(Exercise materials):
--

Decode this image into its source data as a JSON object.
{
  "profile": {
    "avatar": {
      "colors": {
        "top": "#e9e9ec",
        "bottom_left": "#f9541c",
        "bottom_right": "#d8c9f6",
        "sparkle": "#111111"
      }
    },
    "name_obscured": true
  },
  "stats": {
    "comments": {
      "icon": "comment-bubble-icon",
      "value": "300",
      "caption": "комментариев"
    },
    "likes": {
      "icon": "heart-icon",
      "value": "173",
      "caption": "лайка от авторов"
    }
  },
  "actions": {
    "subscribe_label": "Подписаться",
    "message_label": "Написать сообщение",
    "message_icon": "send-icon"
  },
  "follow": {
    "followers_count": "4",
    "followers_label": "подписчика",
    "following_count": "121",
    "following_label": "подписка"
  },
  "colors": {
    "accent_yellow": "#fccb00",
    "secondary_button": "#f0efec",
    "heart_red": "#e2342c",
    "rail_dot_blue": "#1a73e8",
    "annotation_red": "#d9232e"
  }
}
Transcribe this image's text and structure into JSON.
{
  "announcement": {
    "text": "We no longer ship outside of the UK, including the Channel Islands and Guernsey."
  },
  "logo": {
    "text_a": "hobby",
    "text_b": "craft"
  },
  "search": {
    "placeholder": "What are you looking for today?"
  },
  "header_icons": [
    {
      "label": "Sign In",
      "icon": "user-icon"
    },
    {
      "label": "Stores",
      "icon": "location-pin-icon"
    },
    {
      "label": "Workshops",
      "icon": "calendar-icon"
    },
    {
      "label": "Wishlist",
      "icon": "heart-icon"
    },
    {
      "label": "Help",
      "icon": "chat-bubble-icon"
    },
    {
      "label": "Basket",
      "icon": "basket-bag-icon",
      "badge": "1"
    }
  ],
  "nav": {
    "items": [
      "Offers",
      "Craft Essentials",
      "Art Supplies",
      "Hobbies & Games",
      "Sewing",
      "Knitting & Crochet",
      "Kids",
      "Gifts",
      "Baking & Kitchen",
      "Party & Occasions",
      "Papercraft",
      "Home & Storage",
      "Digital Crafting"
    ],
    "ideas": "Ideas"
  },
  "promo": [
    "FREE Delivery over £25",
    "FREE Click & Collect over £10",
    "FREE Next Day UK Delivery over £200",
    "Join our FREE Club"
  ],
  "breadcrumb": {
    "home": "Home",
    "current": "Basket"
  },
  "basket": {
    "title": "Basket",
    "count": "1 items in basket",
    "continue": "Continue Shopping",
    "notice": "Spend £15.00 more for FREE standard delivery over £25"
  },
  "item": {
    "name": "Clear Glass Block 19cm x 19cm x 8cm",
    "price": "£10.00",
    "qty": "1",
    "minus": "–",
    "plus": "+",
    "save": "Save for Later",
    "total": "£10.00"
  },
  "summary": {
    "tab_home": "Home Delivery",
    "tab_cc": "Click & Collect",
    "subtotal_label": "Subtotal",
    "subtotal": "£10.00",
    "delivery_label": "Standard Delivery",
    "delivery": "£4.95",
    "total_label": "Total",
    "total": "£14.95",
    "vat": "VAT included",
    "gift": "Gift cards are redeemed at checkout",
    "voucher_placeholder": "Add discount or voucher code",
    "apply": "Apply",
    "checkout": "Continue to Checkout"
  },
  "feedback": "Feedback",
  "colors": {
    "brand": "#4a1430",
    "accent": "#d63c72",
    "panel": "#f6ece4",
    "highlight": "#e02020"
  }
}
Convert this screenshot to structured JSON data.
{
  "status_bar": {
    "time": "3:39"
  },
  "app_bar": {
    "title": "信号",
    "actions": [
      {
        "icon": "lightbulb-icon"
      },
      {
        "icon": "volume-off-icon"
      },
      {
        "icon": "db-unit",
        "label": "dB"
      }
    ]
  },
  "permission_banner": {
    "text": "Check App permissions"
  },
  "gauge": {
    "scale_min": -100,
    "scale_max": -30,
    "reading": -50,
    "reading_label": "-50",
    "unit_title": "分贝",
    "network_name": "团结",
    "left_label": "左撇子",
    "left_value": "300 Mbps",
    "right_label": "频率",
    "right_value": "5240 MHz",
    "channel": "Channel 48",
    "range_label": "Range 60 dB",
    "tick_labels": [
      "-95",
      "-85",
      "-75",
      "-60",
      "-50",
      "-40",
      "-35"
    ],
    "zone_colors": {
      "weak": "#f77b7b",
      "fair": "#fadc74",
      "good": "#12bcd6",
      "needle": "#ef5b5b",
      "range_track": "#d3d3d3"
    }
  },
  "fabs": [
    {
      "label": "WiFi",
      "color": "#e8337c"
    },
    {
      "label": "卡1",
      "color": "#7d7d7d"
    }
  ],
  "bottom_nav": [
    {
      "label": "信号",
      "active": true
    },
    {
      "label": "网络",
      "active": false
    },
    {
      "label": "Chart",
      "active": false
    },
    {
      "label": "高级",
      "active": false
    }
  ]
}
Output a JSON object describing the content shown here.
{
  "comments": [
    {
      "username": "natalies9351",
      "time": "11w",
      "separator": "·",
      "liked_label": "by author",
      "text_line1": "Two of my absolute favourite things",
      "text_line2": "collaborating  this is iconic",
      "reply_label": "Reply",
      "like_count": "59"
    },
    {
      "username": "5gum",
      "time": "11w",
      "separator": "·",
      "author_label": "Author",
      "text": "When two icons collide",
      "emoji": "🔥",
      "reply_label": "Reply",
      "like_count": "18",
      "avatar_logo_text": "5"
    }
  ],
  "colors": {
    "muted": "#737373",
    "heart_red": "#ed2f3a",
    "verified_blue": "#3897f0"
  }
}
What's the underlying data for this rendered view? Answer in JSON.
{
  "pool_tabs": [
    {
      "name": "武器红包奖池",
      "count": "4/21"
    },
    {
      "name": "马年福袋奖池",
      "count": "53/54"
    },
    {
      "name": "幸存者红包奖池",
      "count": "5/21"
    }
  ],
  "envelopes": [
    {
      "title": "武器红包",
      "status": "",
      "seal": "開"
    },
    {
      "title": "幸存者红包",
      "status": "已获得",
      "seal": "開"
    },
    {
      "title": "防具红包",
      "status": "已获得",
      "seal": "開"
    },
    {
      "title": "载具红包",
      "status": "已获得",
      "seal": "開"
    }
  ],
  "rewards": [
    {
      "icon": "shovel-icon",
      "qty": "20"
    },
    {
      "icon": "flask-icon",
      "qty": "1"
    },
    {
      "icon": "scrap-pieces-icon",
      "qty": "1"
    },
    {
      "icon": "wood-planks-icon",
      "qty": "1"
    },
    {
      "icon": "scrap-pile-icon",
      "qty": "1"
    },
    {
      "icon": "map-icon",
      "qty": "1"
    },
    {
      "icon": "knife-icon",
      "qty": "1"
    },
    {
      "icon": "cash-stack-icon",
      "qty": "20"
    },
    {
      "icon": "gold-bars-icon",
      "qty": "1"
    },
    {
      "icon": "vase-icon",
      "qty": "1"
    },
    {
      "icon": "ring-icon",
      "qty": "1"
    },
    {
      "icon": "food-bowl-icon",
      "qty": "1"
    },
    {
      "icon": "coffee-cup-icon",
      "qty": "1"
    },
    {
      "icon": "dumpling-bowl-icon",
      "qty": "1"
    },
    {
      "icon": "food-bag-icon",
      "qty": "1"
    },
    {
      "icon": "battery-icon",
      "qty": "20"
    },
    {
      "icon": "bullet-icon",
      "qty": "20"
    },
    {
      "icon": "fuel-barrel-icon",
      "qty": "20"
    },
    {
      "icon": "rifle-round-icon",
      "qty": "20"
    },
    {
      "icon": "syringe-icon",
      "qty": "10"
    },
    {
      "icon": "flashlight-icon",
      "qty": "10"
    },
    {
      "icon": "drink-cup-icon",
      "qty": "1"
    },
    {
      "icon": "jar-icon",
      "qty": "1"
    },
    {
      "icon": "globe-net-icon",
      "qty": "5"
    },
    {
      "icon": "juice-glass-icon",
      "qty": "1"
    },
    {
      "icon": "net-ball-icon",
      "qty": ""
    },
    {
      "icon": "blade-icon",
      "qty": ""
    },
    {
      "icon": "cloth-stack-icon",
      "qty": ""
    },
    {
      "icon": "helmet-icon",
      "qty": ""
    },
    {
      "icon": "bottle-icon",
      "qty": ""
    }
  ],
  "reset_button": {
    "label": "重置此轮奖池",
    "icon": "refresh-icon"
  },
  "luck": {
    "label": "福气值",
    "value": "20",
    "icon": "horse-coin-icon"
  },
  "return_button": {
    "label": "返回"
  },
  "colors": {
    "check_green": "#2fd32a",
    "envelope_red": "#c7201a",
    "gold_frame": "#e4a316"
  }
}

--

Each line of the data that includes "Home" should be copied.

      "Home & Storage",
    "home": "Home",
    "tab_home": "Home Delivery",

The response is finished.